Texas Child Relocation Laws: Can a Custodial Parent Move Away?

Understanding Texas Child Relocation Laws

In the state of Texas, child relocation laws are designed to balance the custodial parent's right to move with the non-custodial parent's right to maintain a relationship with their child. The laws are nuanced and take into account the best interest of the child, which is the cornerstone of family law in Texas.

Legal Framework for Child Relocation

After a divorce or custody case, the custodial parent may wish to relocate for various reasons such as employment opportunities, remarriage, or to be closer to family. However, relocating with a child is not a simple process, especially when the move could significantly impact the child's relationship with the other parent.

Under Texas law, a custodial parent generally has the right to determine the primary residence of the child. However, this right is often limited by geographical restrictions set forth in the divorce decree or custody order. These restrictions typically limit the child's residence to a specific county or counties and sometimes to contiguous counties to where the case was decided.

Procedure for Relocating with a Child

If a custodial parent wishes to move outside of these geographical boundaries, they must usually obtain consent from the non-custodial parent or seek court approval. The custodial parent must file a petition to modify the existing custody order and provide notice to the other parent. The court will then consider several factors to determine if relocation is in the child's best interests, including:

If both parents agree on the move, they can enter into a modified agreement that must be approved by the court. If there is disagreement, a hearing will be scheduled where both parties can present evidence supporting their positions. It is then up to the judge to decide whether to permit relocation.

Notable Cases and Precedents

One seminal case in Texas relocation law is Lenz v. Lenz, where following a divorce, the mother wished to relocate from Texas to California with her son for a new job opportunity. The father objected, leading to litigation. The court ultimately denied her request, emphasizing that relocating would significantly impair the son's relationship with his father.

This case highlights that while custodial parents have rights, those rights are not absolute when it comes to relocation. The courts often look at past precedents and make decisions based on multiple factors that prioritize maintaining meaningful relationships between children and both parents.

Conclusion
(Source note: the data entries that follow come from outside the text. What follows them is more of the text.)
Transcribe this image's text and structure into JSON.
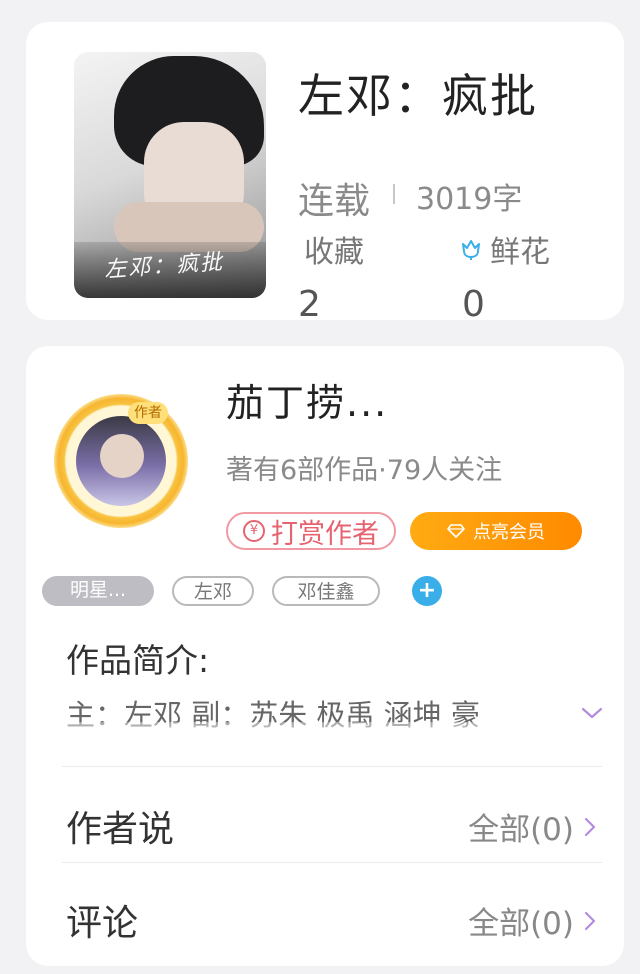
{
  "book": {
    "cover_text": "左邓：疯批",
    "title": "左邓：疯批",
    "status": "连载",
    "word_count": "3019字",
    "favorites_label": "收藏",
    "favorites_count": "2",
    "flowers_label": "鲜花",
    "flowers_count": "0"
  },
  "author": {
    "avatar_tag": "作者",
    "name": "茄丁捞...",
    "meta": "著有6部作品·79人关注",
    "tip_label": "打赏作者",
    "tip_icon": "¥",
    "vip_label": "点亮会员"
  },
  "tags": {
    "items": [
      "明星...",
      "左邓",
      "邓佳鑫"
    ],
    "add_symbol": "+"
  },
  "intro": {
    "heading": "作品简介:",
    "text": "主：左邓 副：苏朱 极禹 涵坤 豪"
  },
  "author_says": {
    "label": "作者说",
    "link": "全部(0)"
  },
  "comments": {
    "label": "评论",
    "link": "全部(0)"
  },
  "colors": {
    "accent_orange": "#ff8a00",
    "tip_pink": "#e5646f",
    "add_blue": "#3aaee8",
    "expand_purple": "#b58be0"
  }
}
Custodial parents in Texas looking to relocate must navigate legal hurdles that require careful planning and consideration of all involved parties' rights and needs. Consulting with an experienced family law attorney can provide guidance through this complex legal process and help ensure that any action taken aligns with Texas law and serves the child's best interests.